While some symptoms of the common cold and hay fever may be difficult to tell apart, the causes are different. Hay fever symptoms are a result of an immunoglobulin E (IgE) immune response to otherwise harmless substances in the environment such as pollen, whilst the common cold is caused by viruses.

A survey conducted by Enzymatica has shown that a scratchy or itchy throat is the most common symptom people notice as an initial sign of catching a cold (60 per cent of participants) followed by sneezing (57 per cent), a headache (45 per cent) and muscular pain (42 per cent).

How to treat symptoms of the common cold

Mr Ahlerup said: “Early action is most effective when it comes to the common cold, and whilst many people focus on products and methods that help alleviate their symptoms once they are suffering with a cold or virus, few focus their efforts on shortening the duration by acting at first symptoms.

“Although we know cold viruses commonly result in blocked or runny noses, coughing and sore throats, it’s the earlier symptoms that our bodies show, which if we act quickly on, can help to shorten the length of a cold. ColdZyme is specifically intended to be used as soon as those first symptoms start to appear.

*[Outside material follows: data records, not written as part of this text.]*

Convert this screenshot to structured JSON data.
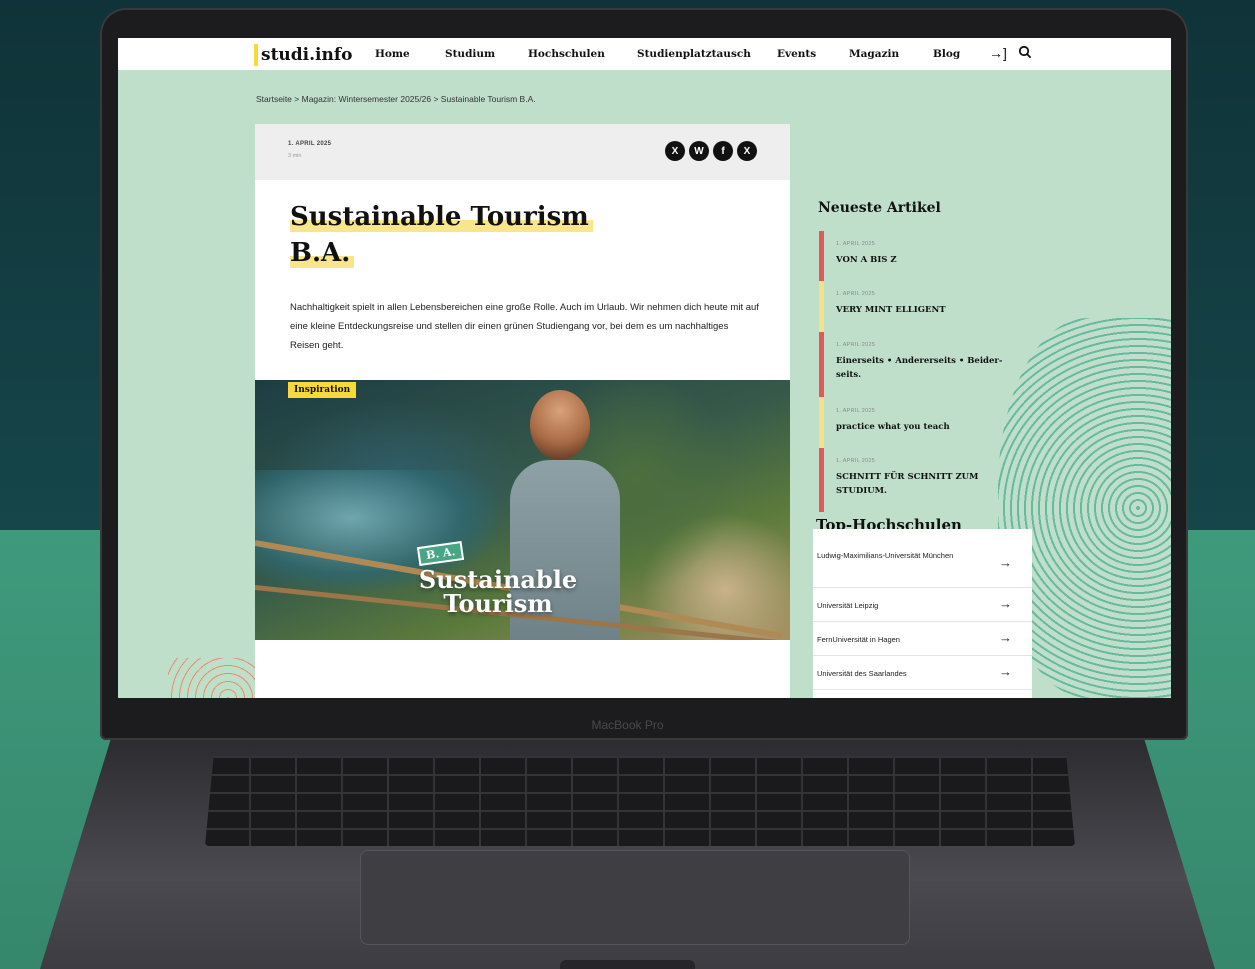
{
  "device": {
    "label": "MacBook Pro"
  },
  "site": {
    "logo": "studi.info",
    "nav": [
      "Home",
      "Studium",
      "Hochschulen",
      "Studienplatztausch",
      "Events",
      "Magazin",
      "Blog"
    ],
    "login_icon": "login-arrow-icon",
    "search_icon": "search-icon"
  },
  "breadcrumb": {
    "home": "Startseite",
    "sep1": ">",
    "section": "Magazin: Wintersemester 2025/26",
    "sep2": ">",
    "current": "Sustainable Tourism B.A."
  },
  "article": {
    "date": "1. APRIL 2025",
    "read_time": "3 min",
    "share_icons": [
      "x-icon",
      "whatsapp-icon",
      "facebook-icon",
      "xing-icon"
    ],
    "share_glyphs": [
      "X",
      "W",
      "f",
      "X"
    ],
    "title_line1": "Sustainable Tourism",
    "title_line2": "B.A.",
    "lead": "Nachhaltigkeit spielt in allen Lebensbereichen eine große Rolle. Auch im Urlaub. Wir nehmen dich heute mit auf eine kleine Entdeckungsreise und stellen dir einen grünen Studiengang vor, bei dem es um nachhaltiges Reisen geht.",
    "category_tag": "Inspiration",
    "hero_badge": "B. A.",
    "hero_title_line1": "Sustainable",
    "hero_title_line2": "Tourism"
  },
  "sidebar": {
    "latest_heading": "Neueste Artikel",
    "latest": [
      {
        "date": "1. APRIL 2025",
        "title": "VON A BIS Z",
        "bar_color": "#e05a5a"
      },
      {
        "date": "1. APRIL 2025",
        "title": "VERY MINT ELLIGENT",
        "bar_color": "#f3e28a"
      },
      {
        "date": "1. APRIL 2025",
        "title": "Einerseits • Andererseits • Beider-seits.",
        "bar_color": "#e05a5a"
      },
      {
        "date": "1. APRIL 2025",
        "title": "practice what you teach",
        "bar_color": "#f3e28a"
      },
      {
        "date": "1. APRIL 2025",
        "title": "SCHNITT FÜR SCHNITT ZUM STUDIUM.",
        "bar_color": "#e05a5a"
      }
    ],
    "top_heading": "Top-Hochschulen",
    "top_unis": [
      {
        "name": "Ludwig-Maximilians-Universität München",
        "arrow": "→"
      },
      {
        "name": "Universität Leipzig",
        "arrow": "→"
      },
      {
        "name": "FernUniversität in Hagen",
        "arrow": "→"
      },
      {
        "name": "Universität des Saarlandes",
        "arrow": "→"
      }
    ]
  },
  "colors": {
    "accent_yellow": "#f7d93b",
    "page_bg": "#bfdfcb",
    "badge_green": "#4aa585",
    "bar_red": "#e05a5a"
  }
}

“ColdZyme works by capturing the virus in the back of the throat where it first starts to multiply. ColdZyme forms a protective barrier, deactivating the viruses. It should be used every second hour, up to six times daily, until symptoms are relieved. ColdZyme is suitable for adults and children over four years old.”